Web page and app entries
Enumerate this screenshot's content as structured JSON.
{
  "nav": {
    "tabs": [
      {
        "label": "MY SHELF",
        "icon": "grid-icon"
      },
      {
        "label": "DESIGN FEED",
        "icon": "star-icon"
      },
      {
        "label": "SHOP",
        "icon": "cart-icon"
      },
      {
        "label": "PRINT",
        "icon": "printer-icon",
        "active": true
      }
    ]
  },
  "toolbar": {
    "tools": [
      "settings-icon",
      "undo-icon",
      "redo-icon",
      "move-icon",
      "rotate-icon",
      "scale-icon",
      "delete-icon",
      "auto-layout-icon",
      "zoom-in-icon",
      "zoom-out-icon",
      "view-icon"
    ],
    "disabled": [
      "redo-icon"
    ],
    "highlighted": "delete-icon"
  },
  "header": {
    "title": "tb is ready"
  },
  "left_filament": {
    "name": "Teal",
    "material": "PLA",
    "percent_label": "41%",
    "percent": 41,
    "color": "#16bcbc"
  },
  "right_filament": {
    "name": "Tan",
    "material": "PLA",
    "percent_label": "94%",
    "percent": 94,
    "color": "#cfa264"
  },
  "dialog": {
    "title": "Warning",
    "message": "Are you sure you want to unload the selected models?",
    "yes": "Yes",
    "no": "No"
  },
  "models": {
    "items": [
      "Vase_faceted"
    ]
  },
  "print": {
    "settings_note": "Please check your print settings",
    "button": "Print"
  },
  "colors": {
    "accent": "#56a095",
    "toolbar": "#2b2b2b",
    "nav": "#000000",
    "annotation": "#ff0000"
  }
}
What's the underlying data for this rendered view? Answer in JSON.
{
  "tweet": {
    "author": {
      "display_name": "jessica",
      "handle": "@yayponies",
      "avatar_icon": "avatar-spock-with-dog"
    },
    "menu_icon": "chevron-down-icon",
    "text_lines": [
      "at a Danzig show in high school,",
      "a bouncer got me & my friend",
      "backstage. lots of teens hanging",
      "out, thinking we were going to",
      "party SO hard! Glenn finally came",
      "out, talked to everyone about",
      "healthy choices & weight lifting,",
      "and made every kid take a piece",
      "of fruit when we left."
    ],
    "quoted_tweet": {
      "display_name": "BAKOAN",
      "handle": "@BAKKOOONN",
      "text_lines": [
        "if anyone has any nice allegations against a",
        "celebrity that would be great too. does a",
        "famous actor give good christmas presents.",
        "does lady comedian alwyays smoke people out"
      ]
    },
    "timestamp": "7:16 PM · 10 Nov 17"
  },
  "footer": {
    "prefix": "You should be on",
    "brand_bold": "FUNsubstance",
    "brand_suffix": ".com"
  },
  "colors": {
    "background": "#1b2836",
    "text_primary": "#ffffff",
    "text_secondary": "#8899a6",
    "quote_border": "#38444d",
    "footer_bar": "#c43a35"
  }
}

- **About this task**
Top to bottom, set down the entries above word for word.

- **Written response**
Enumerate this screenshot's content as structured JSON.
{
  "nav": {
    "tabs": [
      {
        "label": "MY SHELF",
        "icon": "grid-icon"
      },
      {
        "label": "DESIGN FEED",
        "icon": "star-icon"
      },
      {
        "label": "SHOP",
        "icon": "cart-icon"
      },
      {
        "label": "PRINT",
        "icon": "printer-icon",
        "active": true
      }
    ]
  },
  "toolbar": {
    "tools": [
      "settings-icon",
      "undo-icon",
      "redo-icon",
      "move-icon",
      "rotate-icon",
      "scale-icon",
      "delete-icon",
      "auto-layout-icon",
      "zoom-in-icon",
      "zoom-out-icon",
      "view-icon"
    ],
    "disabled": [
      "redo-icon"
    ],
    "highlighted": "delete-icon"
  },
  "header": {
    "title": "tb is ready"
  },
  "left_filament": {
    "name": "Teal",
    "material": "PLA",
    "percent_label": "41%",
    "percent": 41,
    "color": "#16bcbc"
  },
  "right_filament": {
    "name": "Tan",
    "material": "PLA",
    "percent_label": "94%",
    "percent": 94,
    "color": "#cfa264"
  },
  "dialog": {
    "title": "Warning",
    "message": "Are you sure you want to unload the selected models?",
    "yes": "Yes",
    "no": "No"
  },
  "models": {
    "items": [
      "Vase_faceted"
    ]
  },
  "print": {
    "settings_note": "Please check your print settings",
    "button": "Print"
  },
  "colors": {
    "accent": "#56a095",
    "toolbar": "#2b2b2b",
    "nav": "#000000",
    "annotation": "#ff0000"
  }
}
What's the underlying data for this rendered view? Answer in JSON.
{
  "tweet": {
    "author": {
      "display_name": "jessica",
      "handle": "@yayponies",
      "avatar_icon": "avatar-spock-with-dog"
    },
    "menu_icon": "chevron-down-icon",
    "text_lines": [
      "at a Danzig show in high school,",
      "a bouncer got me & my friend",
      "backstage. lots of teens hanging",
      "out, thinking we were going to",
      "party SO hard! Glenn finally came",
      "out, talked to everyone about",
      "healthy choices & weight lifting,",
      "and made every kid take a piece",
      "of fruit when we left."
    ],
    "quoted_tweet": {
      "display_name": "BAKOAN",
      "handle": "@BAKKOOONN",
      "text_lines": [
        "if anyone has any nice allegations against a",
        "celebrity that would be great too. does a",
        "famous actor give good christmas presents.",
        "does lady comedian alwyays smoke people out"
      ]
    },
    "timestamp": "7:16 PM · 10 Nov 17"
  },
  "footer": {
    "prefix": "You should be on",
    "brand_bold": "FUNsubstance",
    "brand_suffix": ".com"
  },
  "colors": {
    "background": "#1b2836",
    "text_primary": "#ffffff",
    "text_secondary": "#8899a6",
    "quote_border": "#38444d",
    "footer_bar": "#c43a35"
  }
}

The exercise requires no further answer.